== Exercise description ==
Below are records; how many of their lines contain "icon"? Give the number and no other words.

== Provided records ==
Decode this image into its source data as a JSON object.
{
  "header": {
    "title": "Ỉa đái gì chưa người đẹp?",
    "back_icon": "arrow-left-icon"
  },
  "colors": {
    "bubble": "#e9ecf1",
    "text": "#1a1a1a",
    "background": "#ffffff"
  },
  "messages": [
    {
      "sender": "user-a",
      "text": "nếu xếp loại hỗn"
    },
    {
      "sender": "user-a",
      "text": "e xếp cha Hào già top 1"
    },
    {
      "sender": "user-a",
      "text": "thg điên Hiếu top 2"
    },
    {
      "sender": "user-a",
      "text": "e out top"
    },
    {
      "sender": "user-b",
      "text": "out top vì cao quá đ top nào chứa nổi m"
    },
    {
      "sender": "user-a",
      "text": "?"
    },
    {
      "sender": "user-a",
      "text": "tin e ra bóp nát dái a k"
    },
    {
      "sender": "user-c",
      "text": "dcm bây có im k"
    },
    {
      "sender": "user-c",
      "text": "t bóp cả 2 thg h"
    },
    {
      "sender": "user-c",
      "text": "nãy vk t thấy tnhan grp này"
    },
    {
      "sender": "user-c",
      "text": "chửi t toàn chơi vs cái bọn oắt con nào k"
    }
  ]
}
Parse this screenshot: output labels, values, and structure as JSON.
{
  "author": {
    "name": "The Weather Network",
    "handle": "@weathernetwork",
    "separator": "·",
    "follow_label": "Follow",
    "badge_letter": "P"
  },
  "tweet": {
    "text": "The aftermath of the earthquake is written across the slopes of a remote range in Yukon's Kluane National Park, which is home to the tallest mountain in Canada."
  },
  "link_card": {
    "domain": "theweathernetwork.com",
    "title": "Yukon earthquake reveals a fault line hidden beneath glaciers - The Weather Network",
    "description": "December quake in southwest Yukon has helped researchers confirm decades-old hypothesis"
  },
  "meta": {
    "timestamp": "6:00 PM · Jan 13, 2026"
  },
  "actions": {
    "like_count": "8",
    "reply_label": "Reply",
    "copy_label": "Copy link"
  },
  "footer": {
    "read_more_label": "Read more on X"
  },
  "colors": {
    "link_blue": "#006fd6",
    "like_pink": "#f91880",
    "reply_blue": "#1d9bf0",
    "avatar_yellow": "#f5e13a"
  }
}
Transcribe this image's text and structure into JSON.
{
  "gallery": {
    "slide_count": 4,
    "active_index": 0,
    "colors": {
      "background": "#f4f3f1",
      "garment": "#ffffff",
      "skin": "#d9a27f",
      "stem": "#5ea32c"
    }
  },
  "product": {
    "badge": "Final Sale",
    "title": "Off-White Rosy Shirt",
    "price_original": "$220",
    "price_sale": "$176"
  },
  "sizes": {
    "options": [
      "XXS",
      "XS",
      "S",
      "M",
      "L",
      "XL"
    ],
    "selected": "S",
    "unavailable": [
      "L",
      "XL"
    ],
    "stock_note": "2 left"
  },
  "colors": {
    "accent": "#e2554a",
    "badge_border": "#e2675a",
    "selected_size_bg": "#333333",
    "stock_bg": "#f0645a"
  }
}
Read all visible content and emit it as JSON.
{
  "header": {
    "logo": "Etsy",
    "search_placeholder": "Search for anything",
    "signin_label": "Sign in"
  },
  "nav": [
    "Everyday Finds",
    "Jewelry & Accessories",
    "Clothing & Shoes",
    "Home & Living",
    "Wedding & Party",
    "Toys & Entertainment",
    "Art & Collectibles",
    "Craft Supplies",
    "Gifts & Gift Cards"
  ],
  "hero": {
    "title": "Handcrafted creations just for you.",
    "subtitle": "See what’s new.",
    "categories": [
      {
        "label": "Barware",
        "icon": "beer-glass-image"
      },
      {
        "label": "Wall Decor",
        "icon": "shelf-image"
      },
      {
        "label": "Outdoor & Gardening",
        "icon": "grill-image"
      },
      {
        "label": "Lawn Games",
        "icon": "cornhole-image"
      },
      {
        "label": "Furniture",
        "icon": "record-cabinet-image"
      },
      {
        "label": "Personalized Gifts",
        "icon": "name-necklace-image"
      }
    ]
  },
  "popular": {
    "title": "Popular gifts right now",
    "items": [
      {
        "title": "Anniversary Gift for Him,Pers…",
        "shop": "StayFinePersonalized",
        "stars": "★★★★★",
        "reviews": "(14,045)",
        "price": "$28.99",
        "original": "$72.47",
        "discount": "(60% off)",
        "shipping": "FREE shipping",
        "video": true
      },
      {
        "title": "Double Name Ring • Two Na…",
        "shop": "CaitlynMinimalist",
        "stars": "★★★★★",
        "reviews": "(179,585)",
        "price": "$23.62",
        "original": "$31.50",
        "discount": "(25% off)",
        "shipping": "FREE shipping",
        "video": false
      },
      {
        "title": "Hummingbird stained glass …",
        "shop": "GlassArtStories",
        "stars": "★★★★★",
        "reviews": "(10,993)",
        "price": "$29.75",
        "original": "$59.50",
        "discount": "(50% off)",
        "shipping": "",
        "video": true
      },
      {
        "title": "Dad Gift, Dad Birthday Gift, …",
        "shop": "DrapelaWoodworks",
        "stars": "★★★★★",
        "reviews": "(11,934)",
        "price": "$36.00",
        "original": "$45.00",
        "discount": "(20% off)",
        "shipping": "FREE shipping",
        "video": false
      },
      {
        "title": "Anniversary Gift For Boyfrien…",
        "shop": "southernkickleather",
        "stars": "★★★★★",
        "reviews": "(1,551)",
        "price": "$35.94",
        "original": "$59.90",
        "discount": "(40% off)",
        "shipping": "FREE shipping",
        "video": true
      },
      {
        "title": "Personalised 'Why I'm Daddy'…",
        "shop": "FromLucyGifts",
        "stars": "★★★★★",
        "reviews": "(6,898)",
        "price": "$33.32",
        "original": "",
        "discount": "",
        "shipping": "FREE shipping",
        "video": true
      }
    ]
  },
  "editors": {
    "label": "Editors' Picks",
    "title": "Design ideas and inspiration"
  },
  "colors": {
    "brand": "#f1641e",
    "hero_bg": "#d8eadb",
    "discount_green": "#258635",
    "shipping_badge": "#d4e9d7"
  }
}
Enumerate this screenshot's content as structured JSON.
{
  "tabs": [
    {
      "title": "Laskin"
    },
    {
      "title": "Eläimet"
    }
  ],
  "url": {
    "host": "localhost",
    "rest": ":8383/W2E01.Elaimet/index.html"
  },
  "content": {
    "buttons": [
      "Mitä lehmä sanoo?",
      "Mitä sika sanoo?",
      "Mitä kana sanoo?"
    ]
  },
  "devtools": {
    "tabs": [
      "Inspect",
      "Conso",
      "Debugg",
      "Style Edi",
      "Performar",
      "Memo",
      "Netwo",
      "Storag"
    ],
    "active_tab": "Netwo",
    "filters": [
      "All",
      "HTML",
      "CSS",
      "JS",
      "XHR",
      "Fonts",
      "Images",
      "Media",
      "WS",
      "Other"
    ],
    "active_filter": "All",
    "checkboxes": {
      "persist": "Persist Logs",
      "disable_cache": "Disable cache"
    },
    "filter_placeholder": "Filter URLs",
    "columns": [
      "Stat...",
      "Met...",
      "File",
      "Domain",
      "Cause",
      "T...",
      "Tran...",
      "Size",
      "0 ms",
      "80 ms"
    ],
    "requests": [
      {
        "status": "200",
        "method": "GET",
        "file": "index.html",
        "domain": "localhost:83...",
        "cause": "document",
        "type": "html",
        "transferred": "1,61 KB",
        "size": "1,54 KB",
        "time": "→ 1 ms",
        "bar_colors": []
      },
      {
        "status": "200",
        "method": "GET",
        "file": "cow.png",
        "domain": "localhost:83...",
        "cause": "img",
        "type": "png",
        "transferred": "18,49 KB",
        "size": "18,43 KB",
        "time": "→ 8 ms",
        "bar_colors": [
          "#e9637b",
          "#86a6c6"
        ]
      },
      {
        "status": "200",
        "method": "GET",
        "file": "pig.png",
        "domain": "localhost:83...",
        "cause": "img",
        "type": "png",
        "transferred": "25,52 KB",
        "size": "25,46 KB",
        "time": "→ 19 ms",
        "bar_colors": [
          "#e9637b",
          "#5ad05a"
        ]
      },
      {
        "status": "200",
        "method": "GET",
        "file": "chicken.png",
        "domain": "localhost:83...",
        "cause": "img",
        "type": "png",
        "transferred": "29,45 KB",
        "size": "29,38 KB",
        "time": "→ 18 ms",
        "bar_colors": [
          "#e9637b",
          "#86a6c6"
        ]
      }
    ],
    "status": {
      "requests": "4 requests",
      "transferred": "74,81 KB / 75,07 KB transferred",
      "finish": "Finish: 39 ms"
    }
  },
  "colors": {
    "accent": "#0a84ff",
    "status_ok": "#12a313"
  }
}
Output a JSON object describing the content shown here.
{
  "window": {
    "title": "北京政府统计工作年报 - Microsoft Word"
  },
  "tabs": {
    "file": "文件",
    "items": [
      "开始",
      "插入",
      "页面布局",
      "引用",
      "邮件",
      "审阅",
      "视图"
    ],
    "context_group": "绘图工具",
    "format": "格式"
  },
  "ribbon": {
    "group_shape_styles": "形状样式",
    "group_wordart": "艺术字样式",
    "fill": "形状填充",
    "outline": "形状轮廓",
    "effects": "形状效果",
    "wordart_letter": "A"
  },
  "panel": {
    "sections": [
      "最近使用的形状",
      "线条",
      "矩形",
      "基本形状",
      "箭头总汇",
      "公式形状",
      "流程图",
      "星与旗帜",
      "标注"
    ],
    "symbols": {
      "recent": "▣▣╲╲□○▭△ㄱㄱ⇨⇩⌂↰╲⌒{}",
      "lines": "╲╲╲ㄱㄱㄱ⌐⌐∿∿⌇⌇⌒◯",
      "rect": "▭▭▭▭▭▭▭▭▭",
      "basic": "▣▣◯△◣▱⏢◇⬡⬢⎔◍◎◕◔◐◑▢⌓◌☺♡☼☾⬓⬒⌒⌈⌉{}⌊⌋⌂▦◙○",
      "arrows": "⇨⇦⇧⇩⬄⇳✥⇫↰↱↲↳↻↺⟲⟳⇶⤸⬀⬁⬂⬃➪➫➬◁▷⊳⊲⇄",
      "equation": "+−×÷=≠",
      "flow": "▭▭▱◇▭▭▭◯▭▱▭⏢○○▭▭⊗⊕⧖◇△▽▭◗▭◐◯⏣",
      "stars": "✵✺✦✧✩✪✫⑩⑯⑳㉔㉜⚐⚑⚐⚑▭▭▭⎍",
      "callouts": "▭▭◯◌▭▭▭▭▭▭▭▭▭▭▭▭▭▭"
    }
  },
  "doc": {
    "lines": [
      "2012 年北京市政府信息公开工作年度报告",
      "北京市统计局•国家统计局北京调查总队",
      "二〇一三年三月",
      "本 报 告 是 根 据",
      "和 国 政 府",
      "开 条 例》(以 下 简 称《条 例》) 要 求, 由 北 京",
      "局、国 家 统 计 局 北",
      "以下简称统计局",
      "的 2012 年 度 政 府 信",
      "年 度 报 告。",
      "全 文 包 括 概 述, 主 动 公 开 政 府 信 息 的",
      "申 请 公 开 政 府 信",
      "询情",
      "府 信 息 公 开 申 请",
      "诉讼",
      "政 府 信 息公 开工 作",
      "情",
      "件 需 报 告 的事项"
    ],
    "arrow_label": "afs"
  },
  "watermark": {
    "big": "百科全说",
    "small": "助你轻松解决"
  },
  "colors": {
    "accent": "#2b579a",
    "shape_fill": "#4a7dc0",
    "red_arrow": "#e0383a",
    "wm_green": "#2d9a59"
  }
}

== Result of this task ==
7